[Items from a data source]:

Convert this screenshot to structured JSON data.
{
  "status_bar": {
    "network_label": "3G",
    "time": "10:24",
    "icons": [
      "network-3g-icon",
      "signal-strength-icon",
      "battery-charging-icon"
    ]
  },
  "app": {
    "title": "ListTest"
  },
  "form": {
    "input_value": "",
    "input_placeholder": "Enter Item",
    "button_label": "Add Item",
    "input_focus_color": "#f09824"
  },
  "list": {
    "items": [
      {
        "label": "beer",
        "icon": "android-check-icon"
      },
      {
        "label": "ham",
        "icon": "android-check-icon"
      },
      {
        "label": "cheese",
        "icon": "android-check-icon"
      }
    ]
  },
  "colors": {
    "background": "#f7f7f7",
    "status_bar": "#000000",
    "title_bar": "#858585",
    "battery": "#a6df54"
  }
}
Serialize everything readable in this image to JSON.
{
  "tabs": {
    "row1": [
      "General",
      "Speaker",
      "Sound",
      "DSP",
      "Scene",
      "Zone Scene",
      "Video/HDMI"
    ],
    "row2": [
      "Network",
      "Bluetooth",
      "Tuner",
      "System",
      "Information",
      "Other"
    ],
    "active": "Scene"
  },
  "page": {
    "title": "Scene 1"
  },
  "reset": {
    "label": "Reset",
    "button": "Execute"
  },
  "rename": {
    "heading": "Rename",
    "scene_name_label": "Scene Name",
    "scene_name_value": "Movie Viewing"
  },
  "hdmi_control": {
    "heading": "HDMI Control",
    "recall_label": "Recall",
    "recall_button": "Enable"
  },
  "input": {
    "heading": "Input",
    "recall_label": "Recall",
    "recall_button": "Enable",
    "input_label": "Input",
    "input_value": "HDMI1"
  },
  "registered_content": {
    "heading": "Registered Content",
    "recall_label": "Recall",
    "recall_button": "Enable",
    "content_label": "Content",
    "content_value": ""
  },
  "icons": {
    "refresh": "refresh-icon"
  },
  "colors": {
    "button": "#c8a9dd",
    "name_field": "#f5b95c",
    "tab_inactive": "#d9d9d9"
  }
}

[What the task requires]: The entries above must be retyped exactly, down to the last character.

[Response to this exercise]:
Convert this screenshot to structured JSON data.
{
  "status_bar": {
    "network_label": "3G",
    "time": "10:24",
    "icons": [
      "network-3g-icon",
      "signal-strength-icon",
      "battery-charging-icon"
    ]
  },
  "app": {
    "title": "ListTest"
  },
  "form": {
    "input_value": "",
    "input_placeholder": "Enter Item",
    "button_label": "Add Item",
    "input_focus_color": "#f09824"
  },
  "list": {
    "items": [
      {
        "label": "beer",
        "icon": "android-check-icon"
      },
      {
        "label": "ham",
        "icon": "android-check-icon"
      },
      {
        "label": "cheese",
        "icon": "android-check-icon"
      }
    ]
  },
  "colors": {
    "background": "#f7f7f7",
    "status_bar": "#000000",
    "title_bar": "#858585",
    "battery": "#a6df54"
  }
}
Serialize everything readable in this image to JSON.
{
  "tabs": {
    "row1": [
      "General",
      "Speaker",
      "Sound",
      "DSP",
      "Scene",
      "Zone Scene",
      "Video/HDMI"
    ],
    "row2": [
      "Network",
      "Bluetooth",
      "Tuner",
      "System",
      "Information",
      "Other"
    ],
    "active": "Scene"
  },
  "page": {
    "title": "Scene 1"
  },
  "reset": {
    "label": "Reset",
    "button": "Execute"
  },
  "rename": {
    "heading": "Rename",
    "scene_name_label": "Scene Name",
    "scene_name_value": "Movie Viewing"
  },
  "hdmi_control": {
    "heading": "HDMI Control",
    "recall_label": "Recall",
    "recall_button": "Enable"
  },
  "input": {
    "heading": "Input",
    "recall_label": "Recall",
    "recall_button": "Enable",
    "input_label": "Input",
    "input_value": "HDMI1"
  },
  "registered_content": {
    "heading": "Registered Content",
    "recall_label": "Recall",
    "recall_button": "Enable",
    "content_label": "Content",
    "content_value": ""
  },
  "icons": {
    "refresh": "refresh-icon"
  },
  "colors": {
    "button": "#c8a9dd",
    "name_field": "#f5b95c",
    "tab_inactive": "#d9d9d9"
  }
}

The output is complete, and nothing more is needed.